Certain pre-workout supplements can assist with fat burning, while others will help with building muscle. They can also increase strength, explosive power and reaction time. It’s not unusual for someone to hit a personal best the first time they try a pre-workout supplement.
If you’ve ever done a serious leg day, you know the pain of DOMS (Delayed Onset Muscle Soreness). Everything hurts. Getting out of bed is the first challenge, and going to the bathroom makes you wonder if maybe you could just avoid it for the entire day. And don’t forget stairs – they make you question whether life is really worth living.
Of course, a good stretch, a nice shower and proper rest is important at this point, but glutamine can provide an extra boost to your recovery. As the most common amino acid in your muscles, it plays an integral role in promoting protein synthesis. It’s often severely depleted when you work out so, by taking a glutamine supplement, you increase your body’s stores faster and aid recovery. This means you can tear it up in the gym again instead of sitting at home wishing someone would help you use the toilet.
Some people swear by creatine, while others – like myself – report no real benefit from taking it. I usually tell people to experiment for themselves, as the benefits can be significant.
Creatine is a naturally-occurring acid found in our skeletal muscle. It is produced from amino acids in our kidneys and liver, largely in response to the food we eat.
Creatine is thought to increase muscular endurance, power and strength. It is said to have anabolic effects, as it encourages protein synthesis, and also helps your muscles look bigger by drawing water into the muscle cells. Contrary to certain jokes floating around the internet, creatine is not a steroid and will not turn women into she-hulks.
The key to any good supplementation program is the quality of the products you use. Like any other product, quality varies, and using something with a heap of additives or sugar can be counterproductive. I’m so out of the loop now that I still recommend the brands I was using three years ago – which are not necessarily bad, but perhaps not the most up-to-date options available. Be sure to chat with people in the know (like the team at Fitness Market) before you buy, and get to know what brands you can trust, and what brands you should avoid.
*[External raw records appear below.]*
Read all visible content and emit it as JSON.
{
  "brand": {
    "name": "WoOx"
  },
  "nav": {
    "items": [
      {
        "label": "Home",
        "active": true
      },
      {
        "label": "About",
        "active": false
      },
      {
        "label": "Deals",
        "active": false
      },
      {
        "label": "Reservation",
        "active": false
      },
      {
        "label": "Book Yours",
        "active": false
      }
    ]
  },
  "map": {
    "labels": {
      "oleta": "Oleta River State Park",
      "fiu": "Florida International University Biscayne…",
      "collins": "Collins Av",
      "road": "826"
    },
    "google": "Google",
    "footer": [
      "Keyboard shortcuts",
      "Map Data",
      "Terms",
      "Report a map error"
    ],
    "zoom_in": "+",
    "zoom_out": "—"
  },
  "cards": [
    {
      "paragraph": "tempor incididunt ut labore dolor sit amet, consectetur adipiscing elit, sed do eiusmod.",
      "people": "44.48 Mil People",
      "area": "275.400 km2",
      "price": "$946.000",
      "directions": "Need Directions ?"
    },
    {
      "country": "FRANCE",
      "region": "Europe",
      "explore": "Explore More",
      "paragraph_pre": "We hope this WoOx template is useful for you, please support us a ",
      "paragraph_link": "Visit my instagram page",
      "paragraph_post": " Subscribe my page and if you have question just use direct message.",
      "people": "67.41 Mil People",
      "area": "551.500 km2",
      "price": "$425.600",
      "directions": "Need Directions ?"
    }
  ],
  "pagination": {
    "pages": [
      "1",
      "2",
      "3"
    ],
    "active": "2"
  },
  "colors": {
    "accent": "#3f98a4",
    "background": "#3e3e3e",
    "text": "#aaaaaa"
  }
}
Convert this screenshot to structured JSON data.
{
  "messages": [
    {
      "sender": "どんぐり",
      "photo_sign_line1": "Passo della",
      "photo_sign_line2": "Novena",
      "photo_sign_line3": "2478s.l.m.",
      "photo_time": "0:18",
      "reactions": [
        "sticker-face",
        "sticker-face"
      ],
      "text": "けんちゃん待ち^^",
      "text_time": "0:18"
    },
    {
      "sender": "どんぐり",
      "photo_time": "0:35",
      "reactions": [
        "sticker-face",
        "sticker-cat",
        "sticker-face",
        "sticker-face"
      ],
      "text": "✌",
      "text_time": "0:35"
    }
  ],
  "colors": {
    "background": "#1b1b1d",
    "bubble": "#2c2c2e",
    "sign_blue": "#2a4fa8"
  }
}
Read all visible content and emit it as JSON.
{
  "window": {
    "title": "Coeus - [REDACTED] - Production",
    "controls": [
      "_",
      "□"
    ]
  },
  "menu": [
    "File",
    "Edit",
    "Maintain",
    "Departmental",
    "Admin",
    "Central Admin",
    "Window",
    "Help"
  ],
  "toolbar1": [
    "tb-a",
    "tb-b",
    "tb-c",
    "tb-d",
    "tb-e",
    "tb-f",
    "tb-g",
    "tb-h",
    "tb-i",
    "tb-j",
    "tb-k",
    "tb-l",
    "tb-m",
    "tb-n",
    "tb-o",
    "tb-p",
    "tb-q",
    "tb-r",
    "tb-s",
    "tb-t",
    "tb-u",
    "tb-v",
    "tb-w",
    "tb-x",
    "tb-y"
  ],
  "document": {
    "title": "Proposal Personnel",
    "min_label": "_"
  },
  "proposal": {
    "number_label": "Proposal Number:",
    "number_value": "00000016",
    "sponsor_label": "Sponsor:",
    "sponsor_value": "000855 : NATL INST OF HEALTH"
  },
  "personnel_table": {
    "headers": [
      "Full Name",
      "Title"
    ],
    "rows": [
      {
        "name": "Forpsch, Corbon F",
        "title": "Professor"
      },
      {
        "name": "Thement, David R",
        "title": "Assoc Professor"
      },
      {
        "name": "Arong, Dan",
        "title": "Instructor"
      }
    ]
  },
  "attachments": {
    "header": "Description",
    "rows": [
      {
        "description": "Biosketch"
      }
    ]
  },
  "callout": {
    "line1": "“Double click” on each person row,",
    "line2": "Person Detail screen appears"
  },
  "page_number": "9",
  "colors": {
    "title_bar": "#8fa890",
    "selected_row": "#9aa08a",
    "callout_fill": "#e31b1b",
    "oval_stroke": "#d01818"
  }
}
Do you use supplements? What is your most essential training supplement?